“The illicit trafficking of people and narcotics causes harm to our societies. Illegal fishing, and the illicit traffic of goods and marine pollution are causing damage to our societies,” said Ambassador Mushingi.

“Solutions to these ills cannot be implemented by a single government entity or even by a single country. Maritime insecurity in strategic places such as the Gulf of Guinea can affect us all. In addition, those engaged in illicit activities in the maritime field will use borders to avoid prosecution. For these reasons, we must work together in the maritime domain. We all benefit from efforts to help build the capabilities of our maritime partners.”

To assist Senegal in maritime protection, the United States turned over to Senegal’s Marine Nationale, two 38 foot, DEFIANT class Metal Shark patrol boats.

The vessels delivered this month are the fourth and fifth patrol boats turned over to the Senegalese Navy as part of a six-vessel package valued at five million dollars.

“Through annual exercises and training engagements, Senegal and the United States continue to strengthen each other’s maritime forces,” the Ambassador noted. “Through a sustained commitment to the annual Africa Maritime Law Enforcement Program engagement, OPERATION JUNCTION RAIN, Senegal stands out in its capability to counter maritime threats such as illegal fishing, illicit trafficking, and piracy, and as a regional leader in training neighboring partners in these capabilities.”

“As we have seen with recent maritime activities with Senegal’s neighbors, Marine Nationale professionals have a challenging and dangerous job,” said Ambassador Mushingi.“But they do it well, day in and day out – always on watch to protect Senegal and its regional partners.”

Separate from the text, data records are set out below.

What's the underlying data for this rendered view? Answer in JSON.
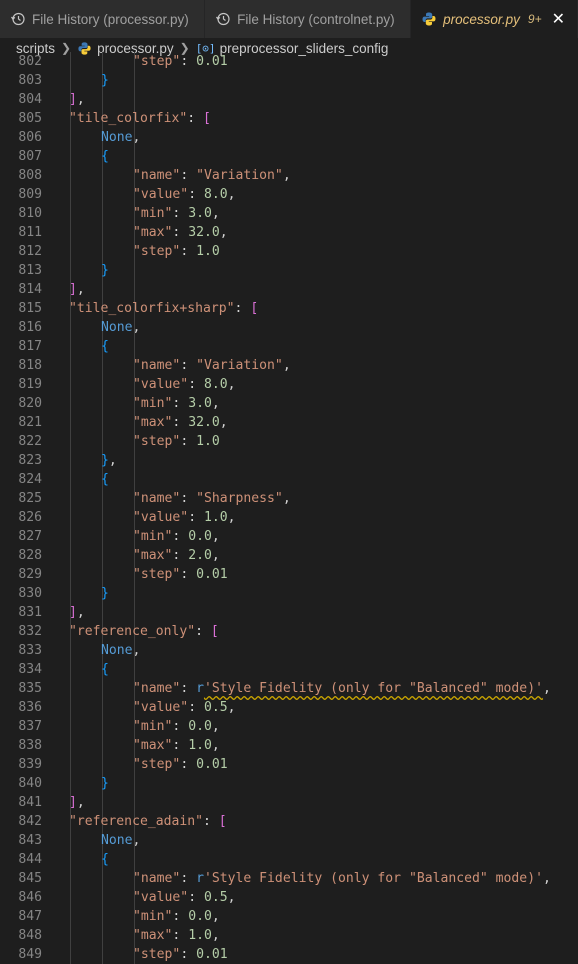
{
  "tabs": [
    {
      "label": "File History (processor.py)",
      "icon": "history-icon",
      "active": false
    },
    {
      "label": "File History (controlnet.py)",
      "icon": "history-icon",
      "active": false
    },
    {
      "label": "processor.py",
      "icon": "python-icon",
      "active": true,
      "badge": "9+",
      "close": "✕"
    }
  ],
  "breadcrumb": {
    "folder": "scripts",
    "file": "processor.py",
    "symbol": "preprocessor_sliders_config",
    "symbol_icon": "[⊙]"
  },
  "colors": {
    "background": "#1e1e1e",
    "string": "#ce9178",
    "number": "#b5cea8",
    "keyword": "#569cd6",
    "bracket_outer": "#da70d6",
    "bracket_inner": "#179fff",
    "active_tab_text": "#e5c07b"
  },
  "editor": {
    "lines": [
      {
        "n": "802",
        "indent": 3,
        "tokens": [
          [
            "key",
            "\"step\""
          ],
          [
            "pun",
            ": "
          ],
          [
            "num",
            "0.01"
          ]
        ]
      },
      {
        "n": "803",
        "indent": 2,
        "tokens": [
          [
            "br2",
            "}"
          ]
        ]
      },
      {
        "n": "804",
        "indent": 1,
        "tokens": [
          [
            "br1",
            "]"
          ],
          [
            "pun",
            ","
          ]
        ]
      },
      {
        "n": "805",
        "indent": 1,
        "tokens": [
          [
            "key",
            "\"tile_colorfix\""
          ],
          [
            "pun",
            ": "
          ],
          [
            "br1",
            "["
          ]
        ]
      },
      {
        "n": "806",
        "indent": 2,
        "tokens": [
          [
            "kw",
            "None"
          ],
          [
            "pun",
            ","
          ]
        ]
      },
      {
        "n": "807",
        "indent": 2,
        "tokens": [
          [
            "br2",
            "{"
          ]
        ]
      },
      {
        "n": "808",
        "indent": 3,
        "tokens": [
          [
            "key",
            "\"name\""
          ],
          [
            "pun",
            ": "
          ],
          [
            "str",
            "\"Variation\""
          ],
          [
            "pun",
            ","
          ]
        ]
      },
      {
        "n": "809",
        "indent": 3,
        "tokens": [
          [
            "key",
            "\"value\""
          ],
          [
            "pun",
            ": "
          ],
          [
            "num",
            "8.0"
          ],
          [
            "pun",
            ","
          ]
        ]
      },
      {
        "n": "810",
        "indent": 3,
        "tokens": [
          [
            "key",
            "\"min\""
          ],
          [
            "pun",
            ": "
          ],
          [
            "num",
            "3.0"
          ],
          [
            "pun",
            ","
          ]
        ]
      },
      {
        "n": "811",
        "indent": 3,
        "tokens": [
          [
            "key",
            "\"max\""
          ],
          [
            "pun",
            ": "
          ],
          [
            "num",
            "32.0"
          ],
          [
            "pun",
            ","
          ]
        ]
      },
      {
        "n": "812",
        "indent": 3,
        "tokens": [
          [
            "key",
            "\"step\""
          ],
          [
            "pun",
            ": "
          ],
          [
            "num",
            "1.0"
          ]
        ]
      },
      {
        "n": "813",
        "indent": 2,
        "tokens": [
          [
            "br2",
            "}"
          ]
        ]
      },
      {
        "n": "814",
        "indent": 1,
        "tokens": [
          [
            "br1",
            "]"
          ],
          [
            "pun",
            ","
          ]
        ]
      },
      {
        "n": "815",
        "indent": 1,
        "tokens": [
          [
            "key",
            "\"tile_colorfix+sharp\""
          ],
          [
            "pun",
            ": "
          ],
          [
            "br1",
            "["
          ]
        ]
      },
      {
        "n": "816",
        "indent": 2,
        "tokens": [
          [
            "kw",
            "None"
          ],
          [
            "pun",
            ","
          ]
        ]
      },
      {
        "n": "817",
        "indent": 2,
        "tokens": [
          [
            "br2",
            "{"
          ]
        ]
      },
      {
        "n": "818",
        "indent": 3,
        "tokens": [
          [
            "key",
            "\"name\""
          ],
          [
            "pun",
            ": "
          ],
          [
            "str",
            "\"Variation\""
          ],
          [
            "pun",
            ","
          ]
        ]
      },
      {
        "n": "819",
        "indent": 3,
        "tokens": [
          [
            "key",
            "\"value\""
          ],
          [
            "pun",
            ": "
          ],
          [
            "num",
            "8.0"
          ],
          [
            "pun",
            ","
          ]
        ]
      },
      {
        "n": "820",
        "indent": 3,
        "tokens": [
          [
            "key",
            "\"min\""
          ],
          [
            "pun",
            ": "
          ],
          [
            "num",
            "3.0"
          ],
          [
            "pun",
            ","
          ]
        ]
      },
      {
        "n": "821",
        "indent": 3,
        "tokens": [
          [
            "key",
            "\"max\""
          ],
          [
            "pun",
            ": "
          ],
          [
            "num",
            "32.0"
          ],
          [
            "pun",
            ","
          ]
        ]
      },
      {
        "n": "822",
        "indent": 3,
        "tokens": [
          [
            "key",
            "\"step\""
          ],
          [
            "pun",
            ": "
          ],
          [
            "num",
            "1.0"
          ]
        ]
      },
      {
        "n": "823",
        "indent": 2,
        "tokens": [
          [
            "br2",
            "}"
          ],
          [
            "pun",
            ","
          ]
        ]
      },
      {
        "n": "824",
        "indent": 2,
        "tokens": [
          [
            "br2",
            "{"
          ]
        ]
      },
      {
        "n": "825",
        "indent": 3,
        "tokens": [
          [
            "key",
            "\"name\""
          ],
          [
            "pun",
            ": "
          ],
          [
            "str",
            "\"Sharpness\""
          ],
          [
            "pun",
            ","
          ]
        ]
      },
      {
        "n": "826",
        "indent": 3,
        "tokens": [
          [
            "key",
            "\"value\""
          ],
          [
            "pun",
            ": "
          ],
          [
            "num",
            "1.0"
          ],
          [
            "pun",
            ","
          ]
        ]
      },
      {
        "n": "827",
        "indent": 3,
        "tokens": [
          [
            "key",
            "\"min\""
          ],
          [
            "pun",
            ": "
          ],
          [
            "num",
            "0.0"
          ],
          [
            "pun",
            ","
          ]
        ]
      },
      {
        "n": "828",
        "indent": 3,
        "tokens": [
          [
            "key",
            "\"max\""
          ],
          [
            "pun",
            ": "
          ],
          [
            "num",
            "2.0"
          ],
          [
            "pun",
            ","
          ]
        ]
      },
      {
        "n": "829",
        "indent": 3,
        "tokens": [
          [
            "key",
            "\"step\""
          ],
          [
            "pun",
            ": "
          ],
          [
            "num",
            "0.01"
          ]
        ]
      },
      {
        "n": "830",
        "indent": 2,
        "tokens": [
          [
            "br2",
            "}"
          ]
        ]
      },
      {
        "n": "831",
        "indent": 1,
        "tokens": [
          [
            "br1",
            "]"
          ],
          [
            "pun",
            ","
          ]
        ]
      },
      {
        "n": "832",
        "indent": 1,
        "tokens": [
          [
            "key",
            "\"reference_only\""
          ],
          [
            "pun",
            ": "
          ],
          [
            "br1",
            "["
          ]
        ]
      },
      {
        "n": "833",
        "indent": 2,
        "tokens": [
          [
            "kw",
            "None"
          ],
          [
            "pun",
            ","
          ]
        ]
      },
      {
        "n": "834",
        "indent": 2,
        "tokens": [
          [
            "br2",
            "{"
          ]
        ]
      },
      {
        "n": "835",
        "indent": 3,
        "tokens": [
          [
            "key",
            "\"name\""
          ],
          [
            "pun",
            ": "
          ],
          [
            "kw",
            "r"
          ],
          [
            "str squig",
            "'Style Fidelity (only for \"Balanced\" mode)'"
          ],
          [
            "pun",
            ","
          ]
        ]
      },
      {
        "n": "836",
        "indent": 3,
        "tokens": [
          [
            "key",
            "\"value\""
          ],
          [
            "pun",
            ": "
          ],
          [
            "num",
            "0.5"
          ],
          [
            "pun",
            ","
          ]
        ]
      },
      {
        "n": "837",
        "indent": 3,
        "tokens": [
          [
            "key",
            "\"min\""
          ],
          [
            "pun",
            ": "
          ],
          [
            "num",
            "0.0"
          ],
          [
            "pun",
            ","
          ]
        ]
      },
      {
        "n": "838",
        "indent": 3,
        "tokens": [
          [
            "key",
            "\"max\""
          ],
          [
            "pun",
            ": "
          ],
          [
            "num",
            "1.0"
          ],
          [
            "pun",
            ","
          ]
        ]
      },
      {
        "n": "839",
        "indent": 3,
        "tokens": [
          [
            "key",
            "\"step\""
          ],
          [
            "pun",
            ": "
          ],
          [
            "num",
            "0.01"
          ]
        ]
      },
      {
        "n": "840",
        "indent": 2,
        "tokens": [
          [
            "br2",
            "}"
          ]
        ]
      },
      {
        "n": "841",
        "indent": 1,
        "tokens": [
          [
            "br1",
            "]"
          ],
          [
            "pun",
            ","
          ]
        ]
      },
      {
        "n": "842",
        "indent": 1,
        "tokens": [
          [
            "key",
            "\"reference_adain\""
          ],
          [
            "pun",
            ": "
          ],
          [
            "br1",
            "["
          ]
        ]
      },
      {
        "n": "843",
        "indent": 2,
        "tokens": [
          [
            "kw",
            "None"
          ],
          [
            "pun",
            ","
          ]
        ]
      },
      {
        "n": "844",
        "indent": 2,
        "tokens": [
          [
            "br2",
            "{"
          ]
        ]
      },
      {
        "n": "845",
        "indent": 3,
        "tokens": [
          [
            "key",
            "\"name\""
          ],
          [
            "pun",
            ": "
          ],
          [
            "kw",
            "r"
          ],
          [
            "str",
            "'Style Fidelity (only for \"Balanced\" mode)'"
          ],
          [
            "pun",
            ","
          ]
        ]
      },
      {
        "n": "846",
        "indent": 3,
        "tokens": [
          [
            "key",
            "\"value\""
          ],
          [
            "pun",
            ": "
          ],
          [
            "num",
            "0.5"
          ],
          [
            "pun",
            ","
          ]
        ]
      },
      {
        "n": "847",
        "indent": 3,
        "tokens": [
          [
            "key",
            "\"min\""
          ],
          [
            "pun",
            ": "
          ],
          [
            "num",
            "0.0"
          ],
          [
            "pun",
            ","
          ]
        ]
      },
      {
        "n": "848",
        "indent": 3,
        "tokens": [
          [
            "key",
            "\"max\""
          ],
          [
            "pun",
            ": "
          ],
          [
            "num",
            "1.0"
          ],
          [
            "pun",
            ","
          ]
        ]
      },
      {
        "n": "849",
        "indent": 3,
        "tokens": [
          [
            "key",
            "\"step\""
          ],
          [
            "pun",
            ": "
          ],
          [
            "num",
            "0.01"
          ]
        ]
      }
    ]
  }
}
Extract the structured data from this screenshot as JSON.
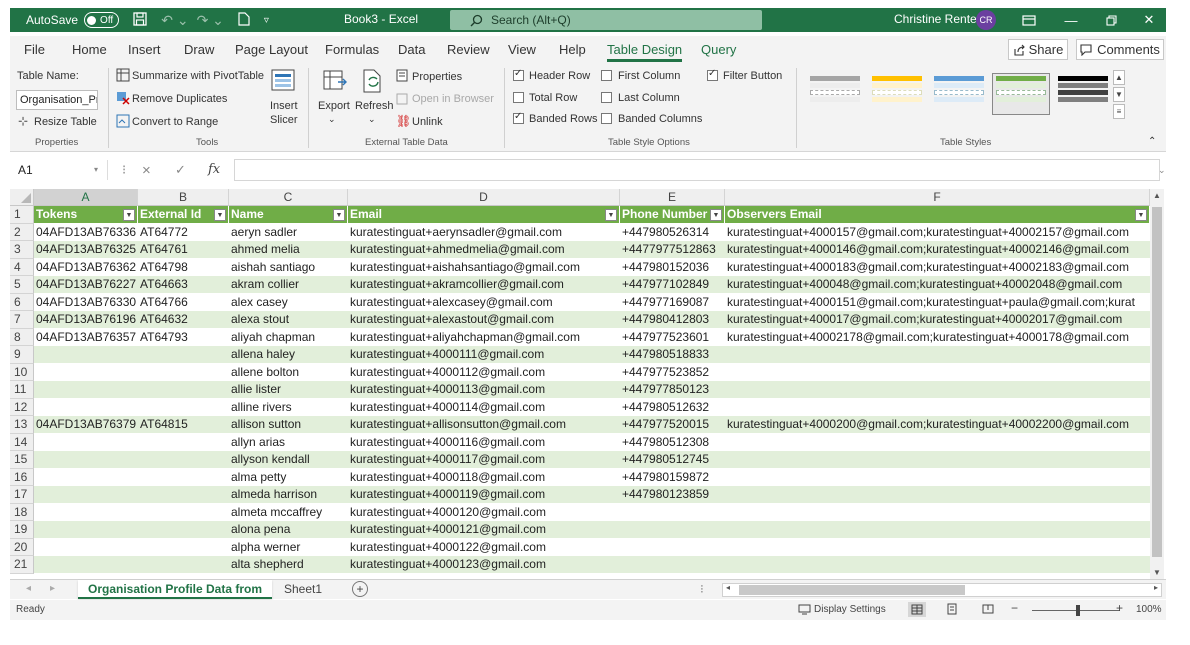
{
  "titlebar": {
    "autosave_label": "AutoSave",
    "autosave_state": "Off",
    "doc_title": "Book3 - Excel",
    "search_placeholder": "Search (Alt+Q)",
    "user_name": "Christine Rentel",
    "user_initials": "CR"
  },
  "menu": {
    "tabs": [
      "File",
      "Home",
      "Insert",
      "Draw",
      "Page Layout",
      "Formulas",
      "Data",
      "Review",
      "View",
      "Help",
      "Table Design",
      "Query"
    ],
    "active_tab": "Table Design",
    "share_label": "Share",
    "comments_label": "Comments"
  },
  "ribbon": {
    "table_name_label": "Table Name:",
    "table_name_value": "Organisation_Pro",
    "resize_table": "Resize Table",
    "properties_group": "Properties",
    "summarize_pivot": "Summarize with PivotTable",
    "remove_duplicates": "Remove Duplicates",
    "convert_to_range": "Convert to Range",
    "insert_label": "Insert",
    "slicer_label": "Slicer",
    "tools_group": "Tools",
    "export_label": "Export",
    "refresh_label": "Refresh",
    "properties_btn": "Properties",
    "open_in_browser": "Open in Browser",
    "unlink": "Unlink",
    "external_group": "External Table Data",
    "header_row": "Header Row",
    "total_row": "Total Row",
    "banded_rows": "Banded Rows",
    "first_column": "First Column",
    "last_column": "Last Column",
    "banded_columns": "Banded Columns",
    "filter_button": "Filter Button",
    "style_options_group": "Table Style Options",
    "table_styles_group": "Table Styles",
    "options_state": {
      "header_row": true,
      "total_row": false,
      "banded_rows": true,
      "first_column": false,
      "last_column": false,
      "banded_columns": false,
      "filter_button": true
    }
  },
  "formula": {
    "name_box": "A1",
    "cancel_symbol": "×",
    "enter_symbol": "✓",
    "fx_symbol": "fx"
  },
  "sheet": {
    "column_letters": [
      "A",
      "B",
      "C",
      "D",
      "E",
      "F"
    ],
    "selected_column": "A",
    "header_fill": "#70ad47",
    "band_fill": "#e2efda",
    "headers": [
      "Tokens",
      "External Id",
      "Name",
      "Email",
      "Phone Number",
      "Observers Email"
    ],
    "rows": [
      [
        "04AFD13AB76336",
        "AT64772",
        "aeryn sadler",
        "kuratestinguat+aerynsadler@gmail.com",
        "+447980526314",
        "kuratestinguat+4000157@gmail.com;kuratestinguat+40002157@gmail.com"
      ],
      [
        "04AFD13AB76325",
        "AT64761",
        "ahmed melia",
        "kuratestinguat+ahmedmelia@gmail.com",
        "+4477977512863",
        "kuratestinguat+4000146@gmail.com;kuratestinguat+40002146@gmail.com"
      ],
      [
        "04AFD13AB76362",
        "AT64798",
        "aishah santiago",
        "kuratestinguat+aishahsantiago@gmail.com",
        "+447980152036",
        "kuratestinguat+4000183@gmail.com;kuratestinguat+40002183@gmail.com"
      ],
      [
        "04AFD13AB76227",
        "AT64663",
        "akram collier",
        "kuratestinguat+akramcollier@gmail.com",
        "+447977102849",
        "kuratestinguat+400048@gmail.com;kuratestinguat+40002048@gmail.com"
      ],
      [
        "04AFD13AB76330",
        "AT64766",
        "alex casey",
        "kuratestinguat+alexcasey@gmail.com",
        "+447977169087",
        "kuratestinguat+4000151@gmail.com;kuratestinguat+paula@gmail.com;kurat"
      ],
      [
        "04AFD13AB76196",
        "AT64632",
        "alexa stout",
        "kuratestinguat+alexastout@gmail.com",
        "+447980412803",
        "kuratestinguat+400017@gmail.com;kuratestinguat+40002017@gmail.com"
      ],
      [
        "04AFD13AB76357",
        "AT64793",
        "aliyah chapman",
        "kuratestinguat+aliyahchapman@gmail.com",
        "+447977523601",
        "kuratestinguat+40002178@gmail.com;kuratestinguat+4000178@gmail.com"
      ],
      [
        "",
        "",
        "allena haley",
        "kuratestinguat+4000111@gmail.com",
        "+447980518833",
        ""
      ],
      [
        "",
        "",
        "allene bolton",
        "kuratestinguat+4000112@gmail.com",
        "+447977523852",
        ""
      ],
      [
        "",
        "",
        "allie lister",
        "kuratestinguat+4000113@gmail.com",
        "+447977850123",
        ""
      ],
      [
        "",
        "",
        "alline rivers",
        "kuratestinguat+4000114@gmail.com",
        "+447980512632",
        ""
      ],
      [
        "04AFD13AB76379",
        "AT64815",
        "allison sutton",
        "kuratestinguat+allisonsutton@gmail.com",
        "+447977520015",
        "kuratestinguat+4000200@gmail.com;kuratestinguat+40002200@gmail.com"
      ],
      [
        "",
        "",
        "allyn arias",
        "kuratestinguat+4000116@gmail.com",
        "+447980512308",
        ""
      ],
      [
        "",
        "",
        "allyson kendall",
        "kuratestinguat+4000117@gmail.com",
        "+447980512745",
        ""
      ],
      [
        "",
        "",
        "alma petty",
        "kuratestinguat+4000118@gmail.com",
        "+447980159872",
        ""
      ],
      [
        "",
        "",
        "almeda harrison",
        "kuratestinguat+4000119@gmail.com",
        "+447980123859",
        ""
      ],
      [
        "",
        "",
        "almeta mccaffrey",
        "kuratestinguat+4000120@gmail.com",
        "",
        ""
      ],
      [
        "",
        "",
        "alona pena",
        "kuratestinguat+4000121@gmail.com",
        "",
        ""
      ],
      [
        "",
        "",
        "alpha werner",
        "kuratestinguat+4000122@gmail.com",
        "",
        ""
      ],
      [
        "",
        "",
        "alta shepherd",
        "kuratestinguat+4000123@gmail.com",
        "",
        ""
      ]
    ]
  },
  "sheets": {
    "active_tab": "Organisation Profile Data from",
    "other_tab": "Sheet1",
    "add_symbol": "+"
  },
  "status": {
    "ready": "Ready",
    "display_settings": "Display Settings",
    "zoom": "100%",
    "zoom_minus": "−",
    "zoom_plus": "+"
  }
}
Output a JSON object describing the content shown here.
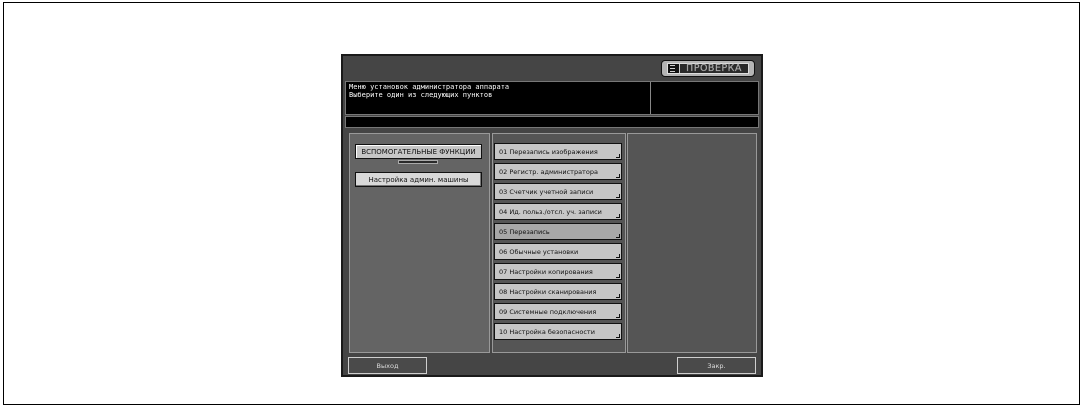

“The United States,” he said, “looks forward to continued engagement with our maritime partner, the Marine Nationale.”